Happy Holy Days

2015-12-30 Holidays img01During roughly the past decade, the so-called “War on Christmas” seems to have made great strides in forcing average people to wish everyone “Happy Holidays” rather than “Merry Christmas” for fear of being considered an inconsiderate religious bigot.

After all, Christianity isn’t the only religion celebrating this time of year. Continue reading

Linus, Love, and the Perils of Peace on Earth

2015-12-24 Christmas img01There are moments, usually somewhere between the fourth and fifth glass of eggnog, when I rank the first few scenes of A Charlie Brown Christmas among the finer artistic accomplishments of our age. The animation is rough-hewn, the voice acting hesitant, the writing somewhere between banality and camp. As art, it is the Gothic rejection of the perfect in favor of the sincere: a lesser stonemason may be allowed his gargoyle, and the cathedral is undiminished when the temple of Apollo would be utterly destroyed.

So if anything saves A Charlie Brown Christmas from itself, it is the sincerity of Charlie Brown, whose soft-spoken anxiety matures into desperation to know what, in a world of pink aluminum trees and impromptu freestyle dance, Christmas is all about.

And Linus’ sincere answer, a simple reading from the Gospel of Luke, is deeply troubling. Continue reading

Nostalgia

2015-12-17 nostalgia img01“Memories for sale!  Get your reminiscing and musing here!  Memories for sale—!”

“Childhood daydreams, first birthdays, and flights of fancy, yours for only three hundred—!”

“Piano lessons, cooking classes, foreign languages, we’ve got ‘em all!  Get your practical skills now—!”

“Memories for sale!  What’s past is present again!  Memories for sale!” Continue reading

Reinventing the Christmas Wheel

2015-12-10 Traditions img01Every year my family struggles to keep up Christmas traditions. It’s not that we find our traditions onerous or time-consuming, so much as that we don’t find many traditions at all.

A friend of mine helped illustrate my family’s dearth of traditions when joining us for dinner one year. When I asked what he would like to eat, he suggested, “Make me a traditional family dish.”

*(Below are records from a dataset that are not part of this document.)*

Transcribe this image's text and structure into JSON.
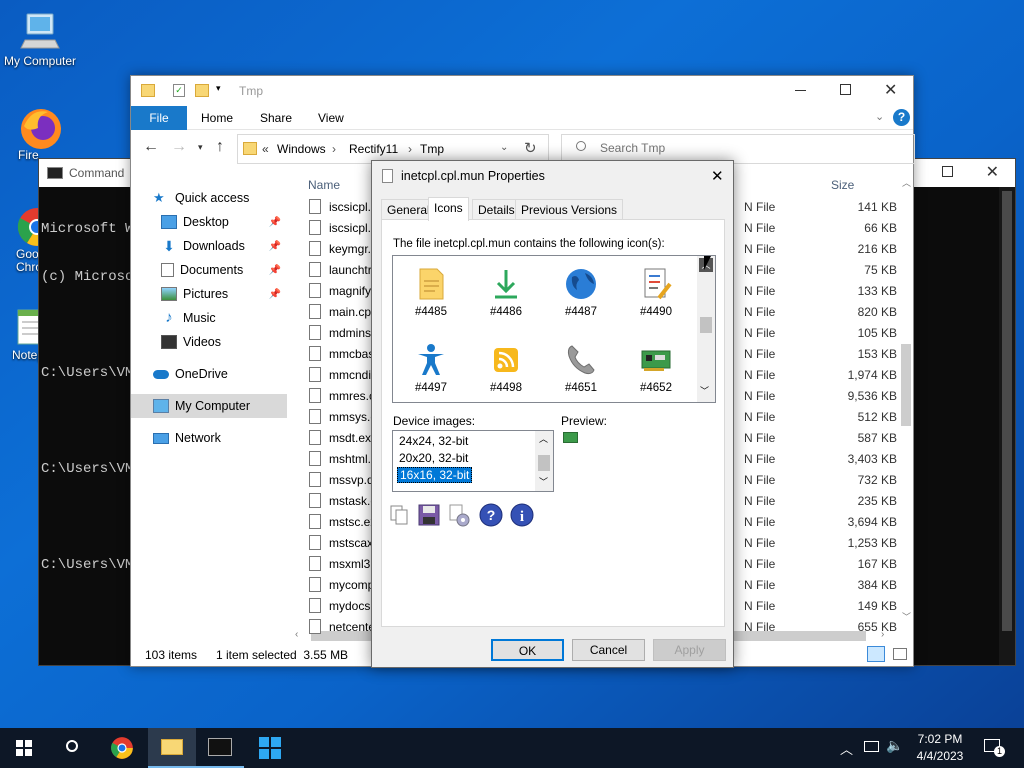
{
  "desktop": {
    "icons": [
      {
        "label": "My Computer"
      },
      {
        "label": "Fire"
      },
      {
        "label": "Goo Chro"
      },
      {
        "label": "Notep"
      }
    ]
  },
  "cmd": {
    "title": "Command",
    "lines": [
      "Microsoft Wi",
      "(c) Microso",
      "",
      "C:\\Users\\VM",
      "",
      "C:\\Users\\VM",
      "",
      "C:\\Users\\VM"
    ]
  },
  "explorer": {
    "title": "Tmp",
    "ribbon": {
      "file": "File",
      "home": "Home",
      "share": "Share",
      "view": "View"
    },
    "address": {
      "prefix": "«",
      "parts": [
        "Windows",
        "Rectify11",
        "Tmp"
      ]
    },
    "search_placeholder": "Search Tmp",
    "nav": [
      {
        "label": "Quick access"
      },
      {
        "label": "Desktop"
      },
      {
        "label": "Downloads"
      },
      {
        "label": "Documents"
      },
      {
        "label": "Pictures"
      },
      {
        "label": "Music"
      },
      {
        "label": "Videos"
      },
      {
        "label": "OneDrive"
      },
      {
        "label": "My Computer"
      },
      {
        "label": "Network"
      }
    ],
    "columns": {
      "name": "Name",
      "size": "Size"
    },
    "files": [
      {
        "name": "iscsicpl.",
        "type": "N File",
        "size": "141 KB"
      },
      {
        "name": "iscsicpl.",
        "type": "N File",
        "size": "66 KB"
      },
      {
        "name": "keymgr.",
        "type": "N File",
        "size": "216 KB"
      },
      {
        "name": "launchtr",
        "type": "N File",
        "size": "75 KB"
      },
      {
        "name": "magnify",
        "type": "N File",
        "size": "133 KB"
      },
      {
        "name": "main.cp",
        "type": "N File",
        "size": "820 KB"
      },
      {
        "name": "mdmins",
        "type": "N File",
        "size": "105 KB"
      },
      {
        "name": "mmcbas",
        "type": "N File",
        "size": "153 KB"
      },
      {
        "name": "mmcndi",
        "type": "N File",
        "size": "1,974 KB"
      },
      {
        "name": "mmres.c",
        "type": "N File",
        "size": "9,536 KB"
      },
      {
        "name": "mmsys.c",
        "type": "N File",
        "size": "512 KB"
      },
      {
        "name": "msdt.ex",
        "type": "N File",
        "size": "587 KB"
      },
      {
        "name": "mshtml.",
        "type": "N File",
        "size": "3,403 KB"
      },
      {
        "name": "mssvp.d",
        "type": "N File",
        "size": "732 KB"
      },
      {
        "name": "mstask.c",
        "type": "N File",
        "size": "235 KB"
      },
      {
        "name": "mstsc.ex",
        "type": "N File",
        "size": "3,694 KB"
      },
      {
        "name": "mstscax",
        "type": "N File",
        "size": "1,253 KB"
      },
      {
        "name": "msxml3.",
        "type": "N File",
        "size": "167 KB"
      },
      {
        "name": "mycomp",
        "type": "N File",
        "size": "384 KB"
      },
      {
        "name": "mydocs.",
        "type": "N File",
        "size": "149 KB"
      },
      {
        "name": "netcente",
        "type": "N File",
        "size": "655 KB"
      }
    ],
    "status": {
      "count": "103 items",
      "selected": "1 item selected  3.55 MB"
    }
  },
  "dialog": {
    "title": "inetcpl.cpl.mun Properties",
    "tabs": [
      "General",
      "Icons",
      "Details",
      "Previous Versions"
    ],
    "contains_label": "The file inetcpl.cpl.mun contains the following icon(s):",
    "icons": [
      {
        "label": "#4485",
        "icon": "document-icon"
      },
      {
        "label": "#4486",
        "icon": "download-arrow-icon"
      },
      {
        "label": "#4487",
        "icon": "globe-icon"
      },
      {
        "label": "#4490",
        "icon": "checklist-icon"
      },
      {
        "label": "#4497",
        "icon": "accessibility-icon"
      },
      {
        "label": "#4498",
        "icon": "rss-icon"
      },
      {
        "label": "#4651",
        "icon": "phone-icon"
      },
      {
        "label": "#4652",
        "icon": "network-card-icon"
      }
    ],
    "device_images_label": "Device images:",
    "device_images": [
      "24x24, 32-bit",
      "20x20, 32-bit",
      "16x16, 32-bit"
    ],
    "selected_image": "16x16, 32-bit",
    "preview_label": "Preview:",
    "buttons": {
      "ok": "OK",
      "cancel": "Cancel",
      "apply": "Apply"
    }
  },
  "taskbar": {
    "time": "7:02 PM",
    "date": "4/4/2023",
    "notification_count": "1"
  },
  "colors": {
    "accent": "#0078d7",
    "ribbon_file": "#1979ca",
    "selection": "#cce8ff",
    "desktop": "#0b63c9"
  }
}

This request stumped me for a while, considering that my dad’s favorite description of my mother’s cooking runs, “Enjoy it while you can—you’ll never see it again.” Casting about in my mind, I recalled a variation on a favorite Mexican dish we had cooked up. Continue reading